Warning signs of insolvency


According to the Office of National Statistics. (ONS) in early April 2024,  one in five (22%) of trading businesses were affected by current uncertainty. Long-term growth also remains a huge concern. This is therefore a good time to remind you to look out for warning signs of insolvency.

Common warning signs could signal financial and or operational problems within a company, even though insolvency can manifest in various ways.

Here are our top five things to look out for:


  1. Squeezed cash flow

Maintaining a healthy cash flow is at the heart of any successful business. Once cash flow becomes compromised, problems can quickly begin to mount so this should be seen as a warning sign of insolvency.

The financial position of the company may be unsustainable unless changes are made to improve the situation.

When assessing cash flow, you must consider both the incomings and outgoings of the company. Ensure you have a robust debt collection strategy that chases up late payers and minimises the risk of incurring bad debt.

We can recommend affordable software to assist you with debt chasing.

Investigate your outgoings and monthly commitments and consider whether any cost-reduction measures can be implemented to help boost your cash flow.

  1. Late payments to creditors

Being unable to pay your creditors as and when they fall is another warning sign of insolvency.

We understand that dealing with creditors can be a stressful experience. It’s not uncommon for creditors to put pressure on you to recover the money you owe. This can make you feel overwhelmed and uncertain about how to proceed.

It can also lead to unintentionally prioritising some creditors over others. If this happens when you know your company is insolvent, this could be seen as a breach of your duties.

If you are struggling to pay all your creditors and need to prioritise which ones to pay, this may be an indication that you need to seek guidance from an insolvency professional quickly.

An insolvency professional can help you navigate through the process and provide you with the best solution to manage your debt. We would be happy to recommend an insolvency practitioner so you can have an initial informal chat.

  1. Unable to access credit

Perhaps you have maxed out your overdraft, your applications for business loans or credit cards have been rejected, or maybe your creditors are refusing to extend any further borrowing until you clear the outstanding invoices.

If any of these sound familiar, you may be at greater risk of insolvency. When creditors and finance companies begin to restrict your borrowing levels, this is often because they have assessed your company as riskier than they would like.
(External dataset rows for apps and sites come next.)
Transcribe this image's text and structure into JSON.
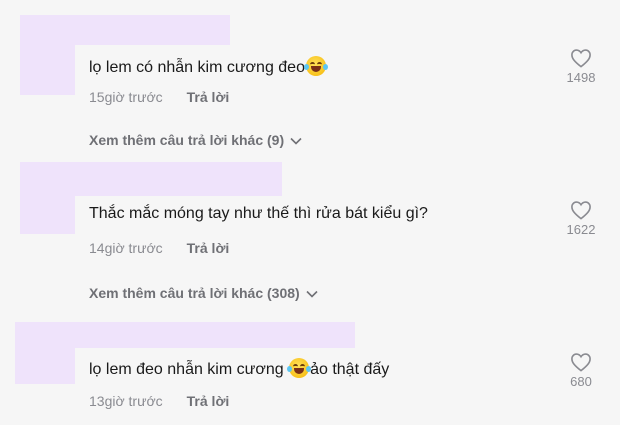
{
  "comments": [
    {
      "text_before": "lọ lem có nhẫn kim cương đeo",
      "emoji": "tears-of-joy-emoji",
      "text_after": "",
      "time": "15giờ trước",
      "reply_label": "Trả lời",
      "likes": "1498",
      "more_replies": "Xem thêm câu trả lời khác (9)"
    },
    {
      "text_before": "Thắc mắc móng tay như thế thì rửa bát kiểu gì?",
      "emoji": "",
      "text_after": "",
      "time": "14giờ trước",
      "reply_label": "Trả lời",
      "likes": "1622",
      "more_replies": "Xem thêm câu trả lời khác (308)"
    },
    {
      "text_before": "lọ lem đeo nhẫn kim cương ",
      "emoji": "tears-of-joy-emoji",
      "text_after": "ảo thật đấy",
      "time": "13giờ trước",
      "reply_label": "Trả lời",
      "likes": "680",
      "more_replies": ""
    }
  ],
  "colors": {
    "background": "#f6f6f6",
    "redaction": "#efe3fb",
    "meta_text": "#8a8b91"
  },
  "icons": {
    "like": "heart-outline-icon",
    "expand": "chevron-down-icon"
  }
}
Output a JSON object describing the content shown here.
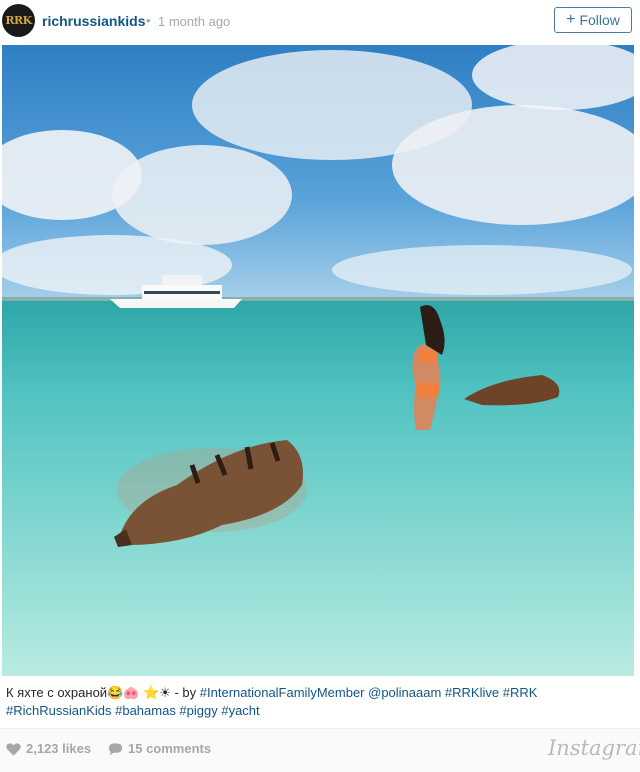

Limiting the amount you can borrow protects them from incurring further losses if your company enters into a formal insolvency procedure such as liquidation.

  1. Threats of legal action

We understand that falling behind on payments can make you feel anxious and even overwhelmed. It can be difficult to keep up with bills and expenses, and sometimes unexpected circumstances can make it even harder.

Unfortunately, if you owe a large amount of money to a specific creditor and have been struggling to make payments for a while, your creditor may become impatient and resort to legal action to recover their money.

It is important to take creditor threats of winding up proceedings against your company very seriously. Don’t ignore any threats of legal action.

Among all creditors, HMRC initiates the most winding-up proceedings. Therefore, if you have failed to meet your tax obligations and are not able or willing to enter into negotiations to arrange payment of the outstanding amount, you may face a winding-up petition.

This could end up with your company being forced into compulsory liquidation if the court believes your company to be insolvent.

  1. Unable to pay staff on time

It is crucial that as a business owner you prioritise paying your staff in full and on time. Failure to do so can result in a loss of confidence from employees, leading to a work stoppage until their wages are up to date.

Most directors will prioritise employee salaries as much as possible. However, if the company does not have enough funds to pay its staff, it should raise concerns about the company’s overall financial health.

What should you do next?

If you are concerned that your company may be experiencing financial difficulties and nearing insolvency, or if it is already insolvent, there are steps you can take to address the situation constructively. Don’t ignore the early warning signs of insolvency.

Seeking advice from a professional is your first positive step towards gaining a better understanding of your company’s financial position.  Call or email your normal manager and we can explore options for rescue, recovery, or closure.